The Common Council will now decide on June 18 whether to create a real estate tax increment financing district that would generate about $2 million over about 15 years to help pay for about $1.5 million in public improvements, including a storm water control system, associated with the construction of two apartment buildings a few blocks east of City Hall.
However, some plan commission members and a city resident argued a local ordinance requires a referendum on the improvements because the costs exceed $1 million. Another plan commission member, Kevin Fitzgerald, an attorney, argued the boundaries of the proposed tax district do not meet state requirements.
A financial consultant for the city argued the referendum was unnecessary because the referendum threshold did not include service and interest costs which would be about $400,000 for the project.
Another $115,000 for construction of a hiking/biking trail could be either removed from the project or financed seperately which would reduce total project costs to under $1 million, according to Phil Cosson of Ehlers financial consultant.
City resident Gerry Holton later said the Common Council should be consistent. Since the council would not allow the dredging of Lake Nagawick to be divided into seperate projects in order to avoid the referendum requirement, the council should not separate the biking/hiking path from the project in order to avoid the $1 million limit

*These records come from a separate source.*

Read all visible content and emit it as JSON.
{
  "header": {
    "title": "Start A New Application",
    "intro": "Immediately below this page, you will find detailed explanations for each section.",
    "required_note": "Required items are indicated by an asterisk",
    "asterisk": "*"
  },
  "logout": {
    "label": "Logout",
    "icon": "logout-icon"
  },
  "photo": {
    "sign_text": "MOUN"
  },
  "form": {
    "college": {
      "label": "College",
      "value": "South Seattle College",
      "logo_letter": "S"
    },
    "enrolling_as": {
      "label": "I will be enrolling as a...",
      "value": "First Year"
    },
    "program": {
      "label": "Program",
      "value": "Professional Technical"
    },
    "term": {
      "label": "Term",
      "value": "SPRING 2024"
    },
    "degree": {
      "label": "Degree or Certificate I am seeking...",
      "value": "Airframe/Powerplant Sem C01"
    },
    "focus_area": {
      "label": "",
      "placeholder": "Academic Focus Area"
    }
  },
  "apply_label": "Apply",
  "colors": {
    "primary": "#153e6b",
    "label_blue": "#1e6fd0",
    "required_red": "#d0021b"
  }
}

Mayor Ed McAleer argued tax revenues for the project were justified because otherwise the developer could not complete construction of the two apartment buildings and 13 single family homes. The mayor said the residential development would increase the population downtown which would help downtown business owners and increase the city's tax base.